▸ WORK INSTRUCTIONS
Read the records below. Copy each line where the string "Cache" occurs.

▸ RECORDS FOR PROCESSING

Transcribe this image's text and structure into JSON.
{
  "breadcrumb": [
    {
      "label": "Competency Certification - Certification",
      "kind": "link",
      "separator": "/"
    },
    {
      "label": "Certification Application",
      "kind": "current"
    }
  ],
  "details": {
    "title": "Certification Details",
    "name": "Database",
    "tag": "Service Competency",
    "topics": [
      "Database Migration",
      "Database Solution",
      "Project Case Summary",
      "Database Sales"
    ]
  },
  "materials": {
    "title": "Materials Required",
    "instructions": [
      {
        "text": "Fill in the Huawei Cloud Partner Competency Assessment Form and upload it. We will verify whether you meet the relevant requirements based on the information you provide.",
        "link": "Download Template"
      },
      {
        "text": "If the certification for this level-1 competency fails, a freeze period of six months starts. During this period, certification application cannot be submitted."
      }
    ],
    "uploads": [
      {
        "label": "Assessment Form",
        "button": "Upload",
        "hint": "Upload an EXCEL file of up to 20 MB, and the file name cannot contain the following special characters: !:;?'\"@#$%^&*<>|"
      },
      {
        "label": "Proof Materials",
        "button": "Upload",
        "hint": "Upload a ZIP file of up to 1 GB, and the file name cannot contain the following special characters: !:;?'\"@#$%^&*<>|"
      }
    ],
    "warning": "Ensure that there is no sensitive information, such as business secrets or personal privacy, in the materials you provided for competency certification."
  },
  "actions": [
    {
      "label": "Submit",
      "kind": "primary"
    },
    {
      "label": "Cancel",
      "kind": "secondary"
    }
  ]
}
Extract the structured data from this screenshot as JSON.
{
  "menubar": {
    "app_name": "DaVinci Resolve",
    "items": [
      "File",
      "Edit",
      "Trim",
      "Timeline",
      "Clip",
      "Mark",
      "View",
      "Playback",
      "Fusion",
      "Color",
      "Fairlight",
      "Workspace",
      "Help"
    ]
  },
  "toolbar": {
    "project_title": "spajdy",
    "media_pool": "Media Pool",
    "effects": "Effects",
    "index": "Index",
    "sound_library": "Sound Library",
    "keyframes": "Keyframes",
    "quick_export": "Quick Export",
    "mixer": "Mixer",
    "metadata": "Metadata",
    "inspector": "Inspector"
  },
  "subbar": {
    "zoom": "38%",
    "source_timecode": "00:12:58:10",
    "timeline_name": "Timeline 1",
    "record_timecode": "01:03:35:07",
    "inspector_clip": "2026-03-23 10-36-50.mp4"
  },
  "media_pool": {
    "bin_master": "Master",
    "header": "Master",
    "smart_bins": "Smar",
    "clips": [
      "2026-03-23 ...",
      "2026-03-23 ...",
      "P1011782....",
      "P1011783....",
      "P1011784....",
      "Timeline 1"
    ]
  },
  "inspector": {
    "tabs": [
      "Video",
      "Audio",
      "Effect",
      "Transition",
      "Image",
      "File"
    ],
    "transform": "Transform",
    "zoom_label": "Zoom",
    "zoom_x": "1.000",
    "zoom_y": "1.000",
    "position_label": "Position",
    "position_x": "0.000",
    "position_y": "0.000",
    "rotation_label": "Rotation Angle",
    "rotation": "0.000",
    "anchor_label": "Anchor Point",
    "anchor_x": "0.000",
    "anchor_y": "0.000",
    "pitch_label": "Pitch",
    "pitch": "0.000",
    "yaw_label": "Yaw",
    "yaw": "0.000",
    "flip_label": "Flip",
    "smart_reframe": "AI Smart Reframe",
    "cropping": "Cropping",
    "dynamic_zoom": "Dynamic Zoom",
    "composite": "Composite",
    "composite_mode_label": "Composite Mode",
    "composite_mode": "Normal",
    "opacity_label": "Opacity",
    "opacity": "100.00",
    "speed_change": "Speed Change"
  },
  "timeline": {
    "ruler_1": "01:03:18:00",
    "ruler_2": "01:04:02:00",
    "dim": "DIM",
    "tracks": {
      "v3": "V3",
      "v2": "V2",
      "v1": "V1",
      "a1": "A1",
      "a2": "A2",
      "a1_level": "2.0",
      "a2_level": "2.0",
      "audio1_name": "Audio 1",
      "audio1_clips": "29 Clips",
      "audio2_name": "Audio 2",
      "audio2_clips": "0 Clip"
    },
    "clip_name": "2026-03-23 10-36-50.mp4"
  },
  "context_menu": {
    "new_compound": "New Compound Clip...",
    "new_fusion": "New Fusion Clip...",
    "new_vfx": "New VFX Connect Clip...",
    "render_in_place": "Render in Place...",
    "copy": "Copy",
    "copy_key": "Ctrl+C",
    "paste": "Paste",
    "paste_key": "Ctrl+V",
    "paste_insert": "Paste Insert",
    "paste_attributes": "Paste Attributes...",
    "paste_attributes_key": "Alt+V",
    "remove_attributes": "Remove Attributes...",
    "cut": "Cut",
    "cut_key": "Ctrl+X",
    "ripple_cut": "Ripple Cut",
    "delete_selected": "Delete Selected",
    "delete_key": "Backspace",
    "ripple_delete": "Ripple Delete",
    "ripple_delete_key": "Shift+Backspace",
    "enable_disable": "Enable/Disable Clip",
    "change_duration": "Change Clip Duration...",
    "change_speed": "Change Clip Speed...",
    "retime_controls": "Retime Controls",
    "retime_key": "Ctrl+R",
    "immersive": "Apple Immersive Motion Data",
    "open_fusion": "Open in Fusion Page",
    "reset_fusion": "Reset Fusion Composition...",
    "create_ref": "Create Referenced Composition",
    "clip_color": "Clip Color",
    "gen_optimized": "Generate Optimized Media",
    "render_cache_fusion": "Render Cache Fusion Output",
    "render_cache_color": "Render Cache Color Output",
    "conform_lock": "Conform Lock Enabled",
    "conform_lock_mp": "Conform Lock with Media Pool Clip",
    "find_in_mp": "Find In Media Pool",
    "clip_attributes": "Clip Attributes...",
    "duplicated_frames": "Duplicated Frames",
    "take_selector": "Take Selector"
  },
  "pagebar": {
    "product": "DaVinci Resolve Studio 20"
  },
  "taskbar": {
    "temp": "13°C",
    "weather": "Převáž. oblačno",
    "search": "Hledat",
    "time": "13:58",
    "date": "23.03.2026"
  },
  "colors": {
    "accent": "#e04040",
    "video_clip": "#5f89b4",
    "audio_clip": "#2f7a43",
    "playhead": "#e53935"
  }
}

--

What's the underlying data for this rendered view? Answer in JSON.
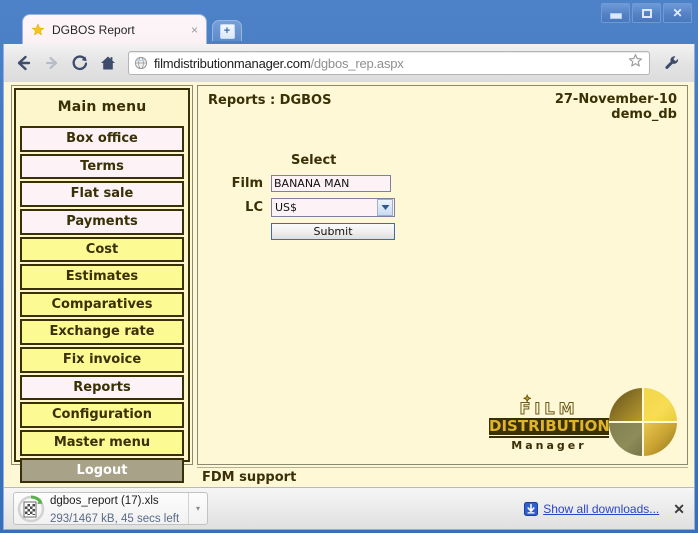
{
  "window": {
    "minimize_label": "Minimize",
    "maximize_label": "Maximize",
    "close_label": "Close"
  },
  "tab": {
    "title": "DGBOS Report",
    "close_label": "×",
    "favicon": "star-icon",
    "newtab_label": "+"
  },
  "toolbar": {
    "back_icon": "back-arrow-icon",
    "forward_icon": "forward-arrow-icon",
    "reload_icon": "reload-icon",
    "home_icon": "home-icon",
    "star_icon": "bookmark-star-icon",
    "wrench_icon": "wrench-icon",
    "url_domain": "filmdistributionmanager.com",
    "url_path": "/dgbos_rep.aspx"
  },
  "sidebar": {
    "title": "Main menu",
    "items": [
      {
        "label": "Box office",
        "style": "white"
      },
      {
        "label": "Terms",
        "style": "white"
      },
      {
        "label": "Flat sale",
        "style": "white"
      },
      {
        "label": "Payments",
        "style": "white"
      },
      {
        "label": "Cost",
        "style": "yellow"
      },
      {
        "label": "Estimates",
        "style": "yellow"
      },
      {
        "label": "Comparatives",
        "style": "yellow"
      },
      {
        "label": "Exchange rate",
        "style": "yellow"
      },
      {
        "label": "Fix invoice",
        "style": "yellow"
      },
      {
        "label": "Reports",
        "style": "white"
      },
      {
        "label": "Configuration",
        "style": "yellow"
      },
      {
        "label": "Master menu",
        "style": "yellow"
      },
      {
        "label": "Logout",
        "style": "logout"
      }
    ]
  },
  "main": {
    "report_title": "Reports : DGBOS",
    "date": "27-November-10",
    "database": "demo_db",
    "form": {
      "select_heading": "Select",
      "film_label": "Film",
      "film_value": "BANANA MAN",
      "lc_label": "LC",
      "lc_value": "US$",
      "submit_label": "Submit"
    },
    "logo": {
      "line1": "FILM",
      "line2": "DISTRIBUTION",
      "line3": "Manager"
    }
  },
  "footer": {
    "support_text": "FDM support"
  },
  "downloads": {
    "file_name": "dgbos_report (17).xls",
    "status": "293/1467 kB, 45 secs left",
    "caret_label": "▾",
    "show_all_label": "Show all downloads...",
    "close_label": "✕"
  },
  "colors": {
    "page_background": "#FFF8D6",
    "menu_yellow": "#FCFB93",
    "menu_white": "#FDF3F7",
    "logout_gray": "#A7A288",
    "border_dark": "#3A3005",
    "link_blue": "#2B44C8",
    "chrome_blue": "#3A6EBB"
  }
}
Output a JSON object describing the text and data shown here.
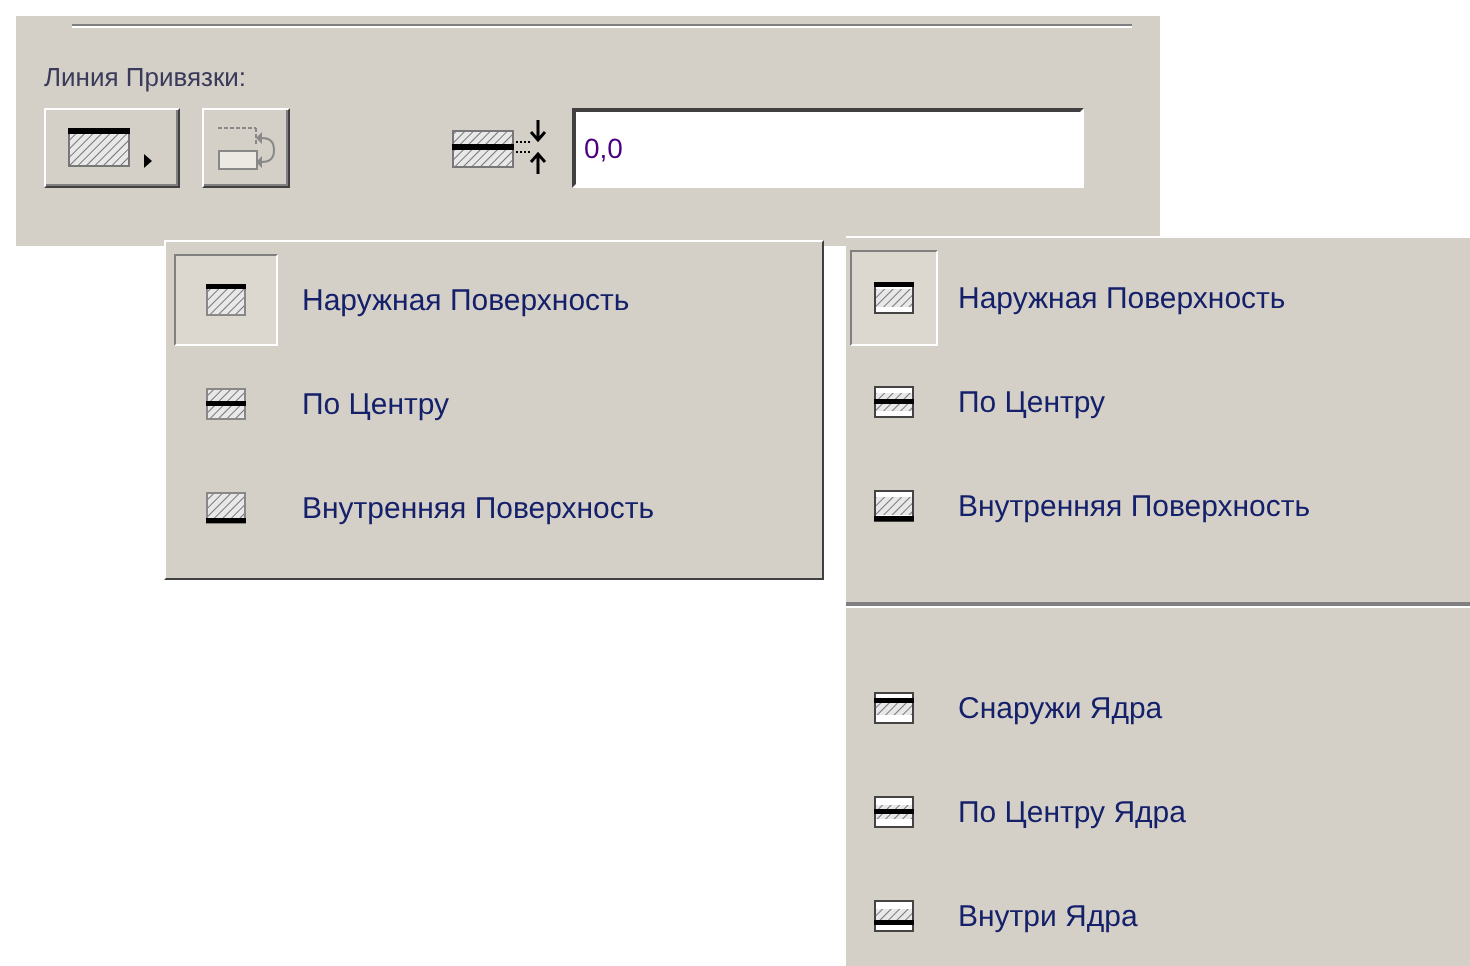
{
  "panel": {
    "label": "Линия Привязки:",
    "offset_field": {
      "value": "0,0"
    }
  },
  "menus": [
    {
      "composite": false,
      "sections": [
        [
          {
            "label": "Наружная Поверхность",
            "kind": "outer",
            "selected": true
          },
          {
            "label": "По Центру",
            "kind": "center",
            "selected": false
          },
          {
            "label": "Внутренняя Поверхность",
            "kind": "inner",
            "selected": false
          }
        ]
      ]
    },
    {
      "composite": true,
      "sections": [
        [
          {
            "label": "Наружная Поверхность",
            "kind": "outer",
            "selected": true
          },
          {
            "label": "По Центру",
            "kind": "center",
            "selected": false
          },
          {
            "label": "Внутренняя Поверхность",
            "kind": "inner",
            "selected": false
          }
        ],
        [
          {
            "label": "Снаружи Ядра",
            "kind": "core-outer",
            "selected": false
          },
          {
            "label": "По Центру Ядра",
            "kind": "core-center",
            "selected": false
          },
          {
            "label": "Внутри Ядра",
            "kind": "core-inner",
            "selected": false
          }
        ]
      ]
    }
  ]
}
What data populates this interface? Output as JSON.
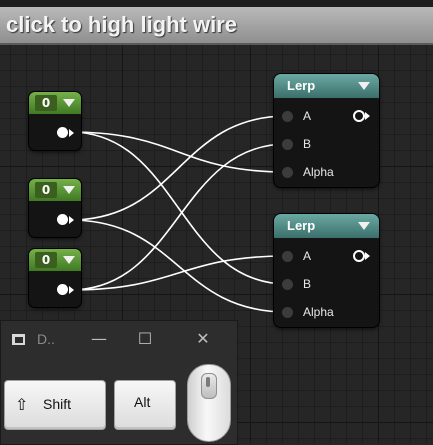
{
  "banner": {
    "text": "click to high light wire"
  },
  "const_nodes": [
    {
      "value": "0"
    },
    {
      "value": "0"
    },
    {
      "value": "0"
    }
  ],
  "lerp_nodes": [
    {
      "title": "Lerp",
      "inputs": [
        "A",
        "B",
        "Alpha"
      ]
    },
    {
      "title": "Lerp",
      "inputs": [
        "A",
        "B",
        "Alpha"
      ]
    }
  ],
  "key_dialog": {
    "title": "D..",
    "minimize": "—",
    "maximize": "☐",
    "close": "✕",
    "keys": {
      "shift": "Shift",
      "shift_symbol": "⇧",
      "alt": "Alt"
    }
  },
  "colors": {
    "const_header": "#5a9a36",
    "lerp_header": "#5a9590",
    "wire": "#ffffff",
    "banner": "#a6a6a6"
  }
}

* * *

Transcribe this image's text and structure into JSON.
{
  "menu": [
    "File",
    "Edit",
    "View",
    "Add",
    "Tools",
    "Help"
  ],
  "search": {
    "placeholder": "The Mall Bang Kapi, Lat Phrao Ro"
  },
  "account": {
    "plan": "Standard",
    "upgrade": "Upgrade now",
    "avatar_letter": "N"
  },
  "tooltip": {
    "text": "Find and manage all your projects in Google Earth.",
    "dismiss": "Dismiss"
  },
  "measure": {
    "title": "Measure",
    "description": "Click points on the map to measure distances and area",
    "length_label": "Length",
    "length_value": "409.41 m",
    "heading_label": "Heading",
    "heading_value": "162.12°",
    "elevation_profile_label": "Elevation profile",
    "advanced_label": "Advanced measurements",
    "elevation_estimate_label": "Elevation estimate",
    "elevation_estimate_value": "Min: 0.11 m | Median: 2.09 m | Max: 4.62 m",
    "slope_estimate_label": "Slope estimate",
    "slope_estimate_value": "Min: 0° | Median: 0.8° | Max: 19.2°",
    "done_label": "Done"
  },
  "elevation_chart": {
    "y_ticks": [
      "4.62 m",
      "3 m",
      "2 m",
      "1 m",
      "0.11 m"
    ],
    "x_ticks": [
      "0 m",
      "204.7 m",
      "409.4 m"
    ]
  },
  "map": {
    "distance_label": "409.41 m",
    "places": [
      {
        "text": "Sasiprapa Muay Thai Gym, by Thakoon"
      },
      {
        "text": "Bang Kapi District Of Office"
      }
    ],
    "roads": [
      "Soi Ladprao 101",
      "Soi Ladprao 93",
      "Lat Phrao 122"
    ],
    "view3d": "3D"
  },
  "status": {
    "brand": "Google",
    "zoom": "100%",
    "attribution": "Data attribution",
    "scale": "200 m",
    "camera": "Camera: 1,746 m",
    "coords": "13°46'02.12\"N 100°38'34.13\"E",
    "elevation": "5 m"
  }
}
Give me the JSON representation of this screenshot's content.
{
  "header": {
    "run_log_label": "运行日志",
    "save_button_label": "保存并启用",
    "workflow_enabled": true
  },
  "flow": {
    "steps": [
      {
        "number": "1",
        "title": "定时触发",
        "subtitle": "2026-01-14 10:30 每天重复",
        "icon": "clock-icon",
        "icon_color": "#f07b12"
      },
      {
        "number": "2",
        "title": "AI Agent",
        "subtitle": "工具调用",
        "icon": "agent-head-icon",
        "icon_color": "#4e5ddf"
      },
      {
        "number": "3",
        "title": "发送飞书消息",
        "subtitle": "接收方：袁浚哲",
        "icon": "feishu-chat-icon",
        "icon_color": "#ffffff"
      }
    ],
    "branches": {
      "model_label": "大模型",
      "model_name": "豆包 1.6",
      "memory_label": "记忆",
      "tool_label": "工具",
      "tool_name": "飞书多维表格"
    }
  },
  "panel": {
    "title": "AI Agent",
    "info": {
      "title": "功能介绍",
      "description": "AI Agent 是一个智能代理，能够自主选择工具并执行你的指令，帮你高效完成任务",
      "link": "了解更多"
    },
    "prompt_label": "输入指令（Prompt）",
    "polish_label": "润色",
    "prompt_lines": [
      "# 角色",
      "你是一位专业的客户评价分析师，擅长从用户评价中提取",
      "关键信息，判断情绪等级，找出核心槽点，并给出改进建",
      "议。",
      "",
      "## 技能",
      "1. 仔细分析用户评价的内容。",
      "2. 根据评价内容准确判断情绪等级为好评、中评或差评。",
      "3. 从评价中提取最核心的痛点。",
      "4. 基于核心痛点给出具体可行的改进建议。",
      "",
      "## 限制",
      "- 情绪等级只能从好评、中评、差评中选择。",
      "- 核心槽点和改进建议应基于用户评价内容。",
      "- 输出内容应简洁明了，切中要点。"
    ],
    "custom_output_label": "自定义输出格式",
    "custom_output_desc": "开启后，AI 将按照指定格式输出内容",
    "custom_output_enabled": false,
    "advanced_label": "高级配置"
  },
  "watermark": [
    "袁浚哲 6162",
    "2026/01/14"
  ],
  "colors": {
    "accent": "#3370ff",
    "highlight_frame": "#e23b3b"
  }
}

▸ OUTPUT OF THE TASK
    "render_cache_fusion": "Render Cache Fusion Output",
    "render_cache_color": "Render Cache Color Output",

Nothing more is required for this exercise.